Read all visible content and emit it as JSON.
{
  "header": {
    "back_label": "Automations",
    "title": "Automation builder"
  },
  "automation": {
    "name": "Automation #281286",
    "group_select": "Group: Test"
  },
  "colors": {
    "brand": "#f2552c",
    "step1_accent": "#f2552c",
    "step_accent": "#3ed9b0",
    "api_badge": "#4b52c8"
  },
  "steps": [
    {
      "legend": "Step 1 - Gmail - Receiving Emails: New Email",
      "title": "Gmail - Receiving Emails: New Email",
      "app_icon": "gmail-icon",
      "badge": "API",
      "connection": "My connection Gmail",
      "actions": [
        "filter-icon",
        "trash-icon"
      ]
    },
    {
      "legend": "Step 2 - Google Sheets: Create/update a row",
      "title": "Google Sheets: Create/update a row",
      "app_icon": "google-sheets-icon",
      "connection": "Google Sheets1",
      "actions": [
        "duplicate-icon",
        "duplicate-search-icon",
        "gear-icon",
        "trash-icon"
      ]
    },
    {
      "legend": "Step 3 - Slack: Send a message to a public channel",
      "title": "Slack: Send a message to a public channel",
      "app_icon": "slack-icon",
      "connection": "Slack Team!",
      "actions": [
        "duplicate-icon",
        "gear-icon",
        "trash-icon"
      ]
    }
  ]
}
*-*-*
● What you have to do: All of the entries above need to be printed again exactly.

● Written reply:
Read all visible content and emit it as JSON.
{
  "header": {
    "back_label": "Automations",
    "title": "Automation builder"
  },
  "automation": {
    "name": "Automation #281286",
    "group_select": "Group: Test"
  },
  "colors": {
    "brand": "#f2552c",
    "step1_accent": "#f2552c",
    "step_accent": "#3ed9b0",
    "api_badge": "#4b52c8"
  },
  "steps": [
    {
      "legend": "Step 1 - Gmail - Receiving Emails: New Email",
      "title": "Gmail - Receiving Emails: New Email",
      "app_icon": "gmail-icon",
      "badge": "API",
      "connection": "My connection Gmail",
      "actions": [
        "filter-icon",
        "trash-icon"
      ]
    },
    {
      "legend": "Step 2 - Google Sheets: Create/update a row",
      "title": "Google Sheets: Create/update a row",
      "app_icon": "google-sheets-icon",
      "connection": "Google Sheets1",
      "actions": [
        "duplicate-icon",
        "duplicate-search-icon",
        "gear-icon",
        "trash-icon"
      ]
    },
    {
      "legend": "Step 3 - Slack: Send a message to a public channel",
      "title": "Slack: Send a message to a public channel",
      "app_icon": "slack-icon",
      "connection": "Slack Team!",
      "actions": [
        "duplicate-icon",
        "gear-icon",
        "trash-icon"
      ]
    }
  ]
}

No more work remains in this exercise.